Epra in a statement attributed the stockouts to “unprecedented logistical challenges”.
“These challenges have caused independent petroleum dealers to run out of petroleum stocks,” said Epra, adding that it was working together with the Petroleum Ministry and oil firms to resolve the supply hitches.
Mr Joseph Karanja, chairman of the Kenya Independent Petroleum Dealers Association, said the shortage had persisted for more than a week now and has been snowballing into what might potentially become a crisis if not dealt with.
“Major oil marketers have not been releasing products to us,” he said. Petroleum Outlets Association of Kenya national coordinator John Njogu said the shortage has seen over 200 fuel stations in various parts of the country closed down.

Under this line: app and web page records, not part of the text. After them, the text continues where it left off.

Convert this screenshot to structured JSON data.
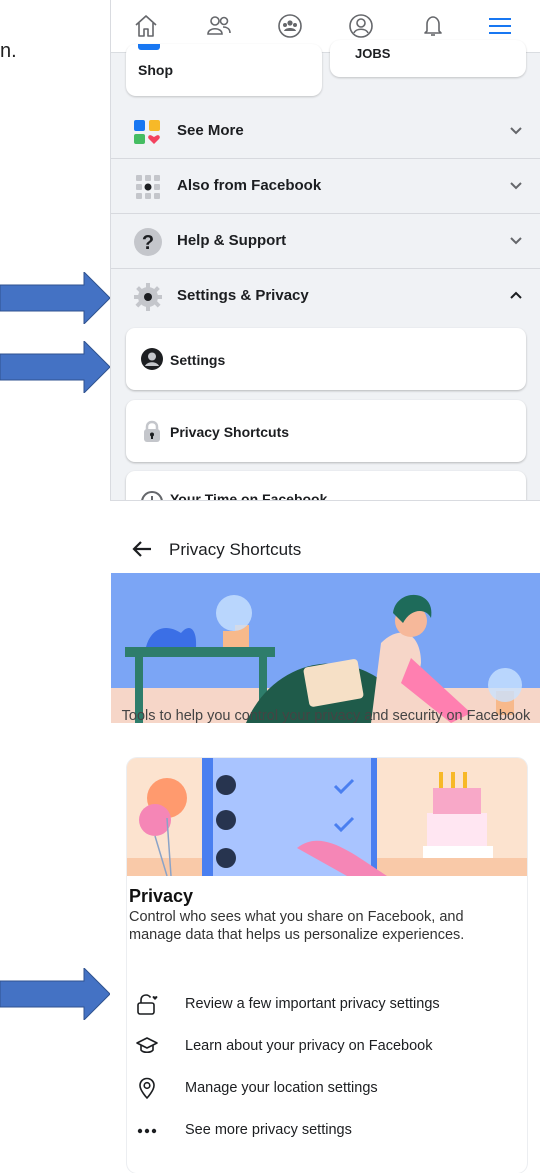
{
  "fragment": "n.",
  "nav": {
    "icons": [
      "home-icon",
      "friends-icon",
      "groups-icon",
      "profile-icon",
      "notifications-icon",
      "menu-icon"
    ],
    "active_color": "#1877f2"
  },
  "shortcut_cards": {
    "shop": "Shop",
    "jobs": "Jobs"
  },
  "menu": {
    "see_more": "See More",
    "also_from_facebook": "Also from Facebook",
    "help_support": "Help & Support",
    "settings_privacy": "Settings & Privacy"
  },
  "submenu": {
    "settings": "Settings",
    "privacy_shortcuts": "Privacy Shortcuts",
    "your_time": "Your Time on Facebook"
  },
  "privacy_page": {
    "title": "Privacy Shortcuts",
    "tagline": "Tools to help you control your privacy and security on Facebook",
    "section_title": "Privacy",
    "section_desc": "Control who sees what you share on Facebook, and manage data that helps us personalize experiences.",
    "items": [
      {
        "label": "Review a few important privacy settings",
        "icon": "lock-heart-icon"
      },
      {
        "label": "Learn about your privacy on Facebook",
        "icon": "graduation-cap-icon"
      },
      {
        "label": "Manage your location settings",
        "icon": "location-pin-icon"
      },
      {
        "label": "See more privacy settings",
        "icon": "more-dots-icon"
      }
    ]
  },
  "colors": {
    "arrow": "#4472c4",
    "fb_blue": "#1877f2",
    "menu_bg": "#f0f2f5"
  }
}
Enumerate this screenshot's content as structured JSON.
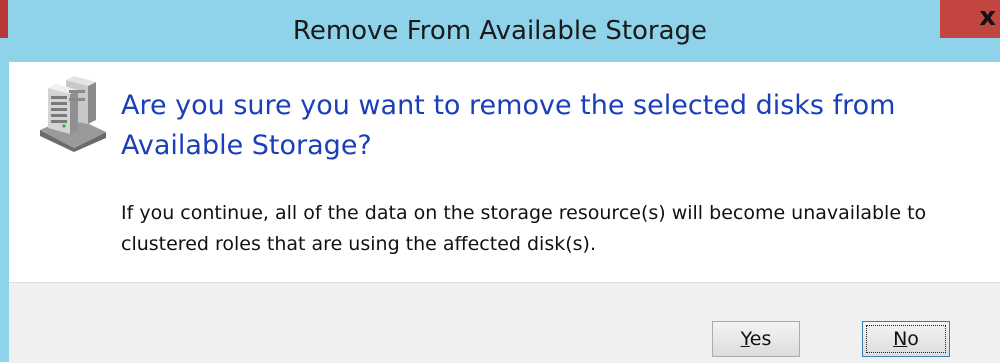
{
  "dialog": {
    "title": "Remove From Available Storage",
    "close_glyph": "x",
    "icon": "server-storage-icon",
    "heading": "Are you sure you want to remove the selected disks from Available Storage?",
    "message": "If you continue, all of the data on the storage resource(s) will become unavailable to clustered roles that are using the affected disk(s)."
  },
  "buttons": {
    "yes": {
      "mnemonic": "Y",
      "rest": "es"
    },
    "no": {
      "mnemonic": "N",
      "rest": "o"
    }
  },
  "colors": {
    "titlebar": "#8fd3ea",
    "close": "#c2453f",
    "heading": "#1a3fb8",
    "footer": "#f0f0f0"
  }
}
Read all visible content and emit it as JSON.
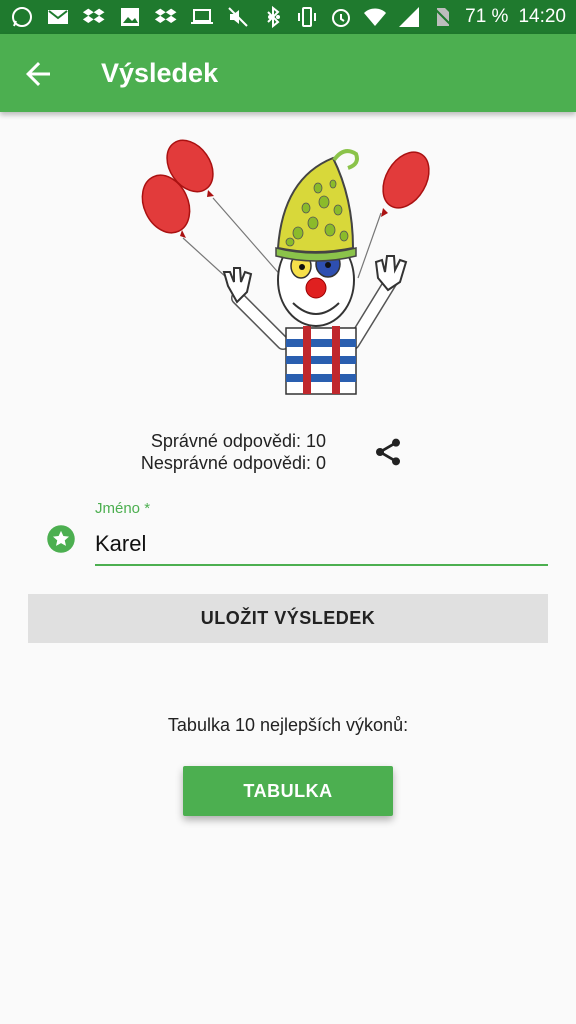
{
  "status_bar": {
    "left_icons": [
      "whatsapp-icon",
      "gmail-icon",
      "dropbox-icon",
      "gallery-icon",
      "dropbox-icon",
      "laptop-icon",
      "mute-icon",
      "more-dots-icon"
    ],
    "right_icons": [
      "bluetooth-icon",
      "vibrate-icon",
      "alarm-icon",
      "wifi-icon",
      "signal-icon",
      "no-sim-icon"
    ],
    "battery": "71 %",
    "time": "14:20"
  },
  "app_bar": {
    "title": "Výsledek",
    "back_icon": "arrow-back-icon",
    "color": "#4caf50",
    "status_color": "#1f7a2e"
  },
  "result": {
    "correct": "Správné odpovědi: 10",
    "wrong": "Nesprávné odpovědi: 0",
    "share_icon": "share-icon"
  },
  "name_field": {
    "label": "Jméno *",
    "value": "Karel",
    "icon": "star-icon"
  },
  "save_button": {
    "label": "ULOŽIT VÝSLEDEK"
  },
  "leaderboard": {
    "caption": "Tabulka 10 nejlepších výkonů:",
    "button_label": "TABULKA"
  },
  "accent": "#4caf50"
}
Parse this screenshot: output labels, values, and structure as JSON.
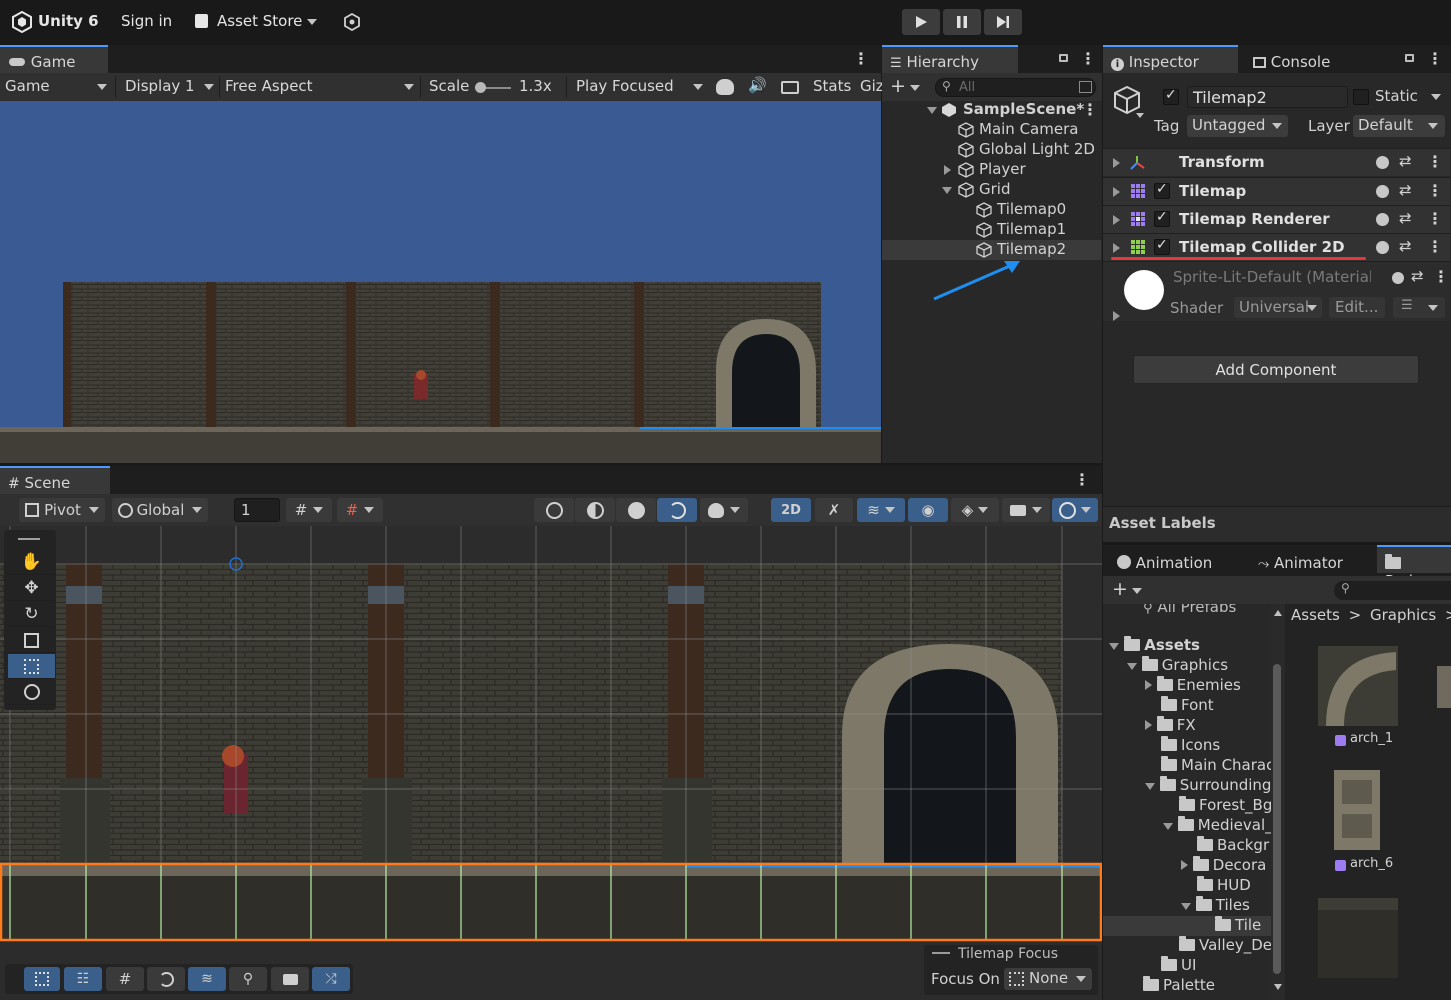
{
  "topbar": {
    "app_title": "Unity 6",
    "sign_in": "Sign in",
    "asset_store": "Asset Store"
  },
  "game": {
    "tab": "Game",
    "mode": "Game",
    "display": "Display 1",
    "aspect": "Free Aspect",
    "scale_label": "Scale",
    "scale_value": "1.3x",
    "play_focused": "Play Focused",
    "stats": "Stats",
    "gizmos": "Giz"
  },
  "hierarchy": {
    "tab": "Hierarchy",
    "search_placeholder": "All",
    "scene": "SampleScene*",
    "items": [
      "Main Camera",
      "Global Light 2D",
      "Player",
      "Grid",
      "Tilemap0",
      "Tilemap1",
      "Tilemap2"
    ]
  },
  "inspector": {
    "tab": "Inspector",
    "console_tab": "Console",
    "object_name": "Tilemap2",
    "static_label": "Static",
    "tag_label": "Tag",
    "tag_value": "Untagged",
    "layer_label": "Layer",
    "layer_value": "Default",
    "components": [
      "Transform",
      "Tilemap",
      "Tilemap Renderer",
      "Tilemap Collider 2D"
    ],
    "material_name": "Sprite-Lit-Default (Material)",
    "shader_label": "Shader",
    "shader_value": "Universal",
    "edit_label": "Edit...",
    "add_component": "Add Component",
    "asset_labels": "Asset Labels"
  },
  "scene": {
    "tab": "Scene",
    "pivot": "Pivot",
    "global": "Global",
    "grid_value": "1",
    "mode_2d": "2D",
    "tilemap_focus_title": "Tilemap Focus",
    "focus_on_label": "Focus On",
    "focus_on_value": "None"
  },
  "project": {
    "tabs": [
      "Animation",
      "Animator",
      "Projec"
    ],
    "all_prefabs": "All Prefabs",
    "breadcrumb": [
      "Assets",
      "Graphics"
    ],
    "tree": [
      "Assets",
      "Graphics",
      "Enemies",
      "Font",
      "FX",
      "Icons",
      "Main Charac",
      "Surrounding",
      "Forest_Bg",
      "Medieval_",
      "Backgr",
      "Decora",
      "HUD",
      "Tiles",
      "Tile",
      "Valley_De",
      "UI",
      "Palette"
    ],
    "assets": [
      "arch_1",
      "arch_6"
    ]
  },
  "colors": {
    "accent": "#4c9aff",
    "selection_orange": "#ff7a1a",
    "annotation_red": "#e8363d",
    "annotation_blue": "#1e8ff0",
    "sky": "#3a5a93",
    "wall": "#3f3f37"
  }
}
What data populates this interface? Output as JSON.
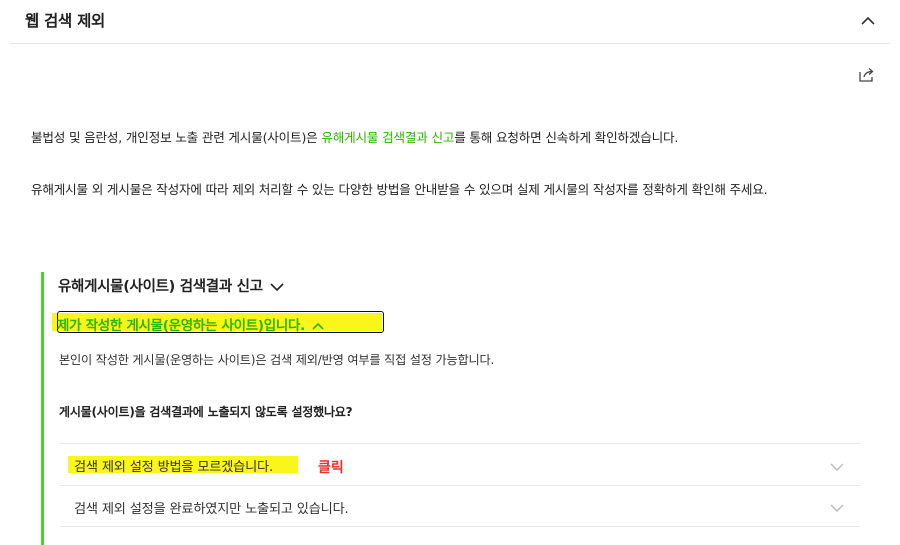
{
  "header": {
    "title": "웹 검색 제외"
  },
  "intro": {
    "p1_before": "불법성 및 음란성, 개인정보 노출 관련 게시물(사이트)은 ",
    "p1_link": "유해게시물 검색결과 신고",
    "p1_after": "를 통해 요청하면 신속하게 확인하겠습니다.",
    "p2": "유해게시물 외 게시물은 작성자에 따라 제외 처리할 수 있는 다양한 방법을 안내받을 수 있으며 실제 게시물의 작성자를 정확하게 확인해 주세요."
  },
  "section": {
    "title": "유해게시물(사이트) 검색결과 신고",
    "sub_title": "제가 작성한 게시물(운영하는 사이트)입니다.",
    "desc": "본인이 작성한 게시물(운영하는 사이트)은 검색 제외/반영 여부를 직접 설정 가능합니다.",
    "question": "게시물(사이트)을 검색결과에 노출되지 않도록 설정했나요?",
    "options": [
      {
        "label": "검색 제외 설정 방법을 모르겠습니다."
      },
      {
        "label": "검색 제외 설정을 완료하였지만 노출되고 있습니다."
      }
    ]
  },
  "annotation": {
    "click_label": "클릭"
  },
  "colors": {
    "accent_green": "#2db400",
    "bar_green": "#4ccf2c",
    "highlight": "#faf51a",
    "annotation_red": "#e8342a"
  },
  "icons": [
    "chevron-up-icon",
    "share-icon",
    "chevron-down-icon"
  ]
}
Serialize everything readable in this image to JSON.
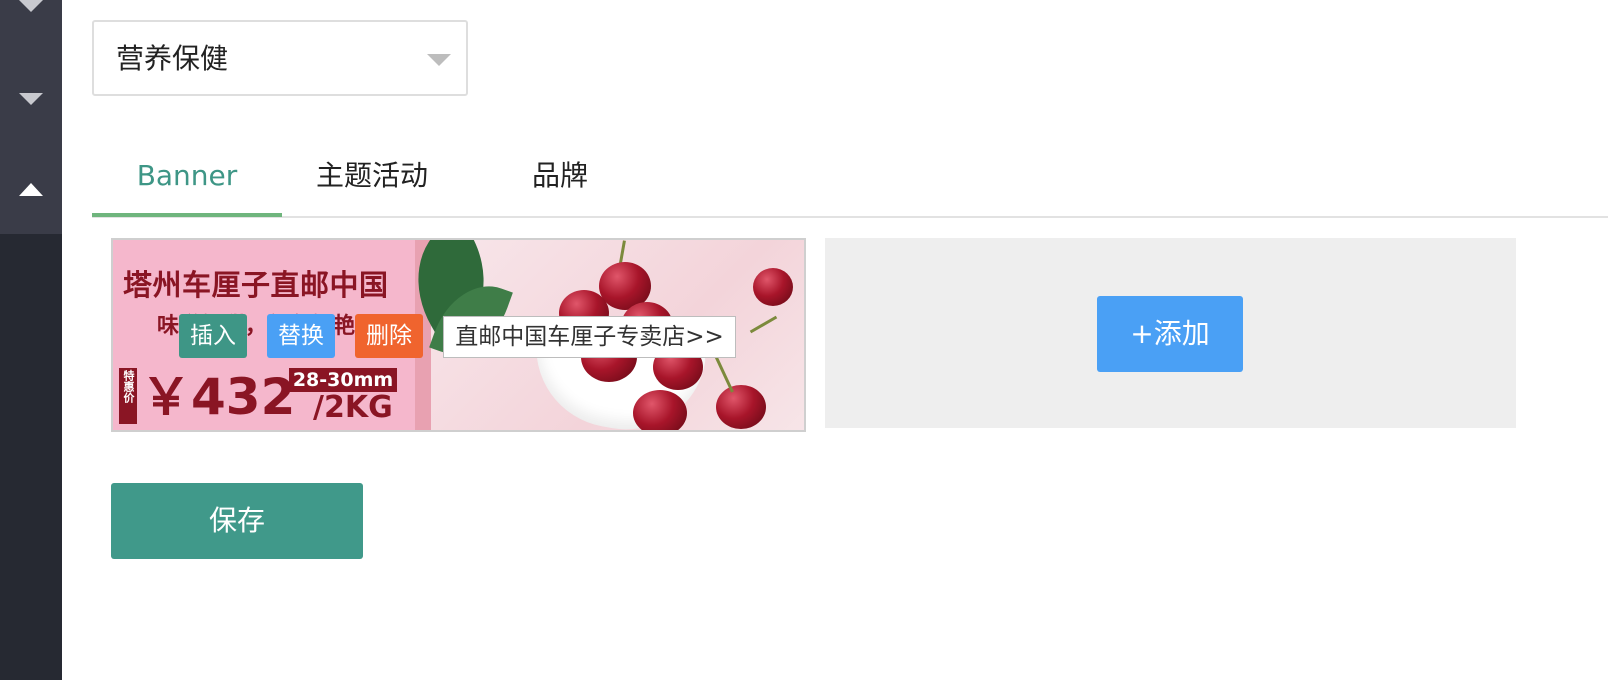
{
  "category_select": {
    "value": "营养保健"
  },
  "tabs": [
    {
      "label": "Banner",
      "active": true
    },
    {
      "label": "主题活动",
      "active": false
    },
    {
      "label": "品牌",
      "active": false
    }
  ],
  "banner": {
    "headline": "塔州车厘子直邮中国",
    "subline": "味道鲜甜，颜色鲜艳",
    "price_tag": "特惠价",
    "price": "￥432",
    "size": "28-30mm",
    "weight": "/2KG",
    "actions": {
      "insert": "插入",
      "replace": "替换",
      "delete": "删除"
    },
    "link_text": "直邮中国车厘子专卖店>>"
  },
  "add_button_label": "+添加",
  "save_label": "保存",
  "colors": {
    "sidebar_bg": "#262932",
    "sidebar_active": "#3a3c48",
    "primary_green": "#40998a",
    "tab_active_text": "#3e9686",
    "tab_underline": "#6fb57d",
    "blue": "#4aa0f5",
    "orange": "#f0642e",
    "banner_text": "#8a1524"
  }
}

“This has affected towns like Kajiado, Githurai, Kitui, Nyahururu and North Rift among other areas,” Mr Njogu said in a phone interview.
Access to fuel
The shortage has been occasioned by limited access to fuel stocks held by multinational oil companies by independent fuel dealers, who control about 45 percent of the market.
“The situation will get worse as multinational oil dealers cannot supply fuel alone. Independent fuel dealers are ingrained in various parts of the country, and they will be under pressure to sell fuel at whatever costs,” he said.
A spot check in Kitale revealed that the prices for petrol ranged between Sh135 and Sh150 per litre, while diesel was sold at Sh116 per litre. There was a scramble for the commodity at some filling stations.
In Turkana, the shortage has affected transport in major towns like Lodwar, Kakuma and Lokichoggio after several fuel stations ran dry. In Kakuma, a litre of petrol retailed at Sh300.
[Lynn Kolongei, Osinde Obare and Lucas Ngasike]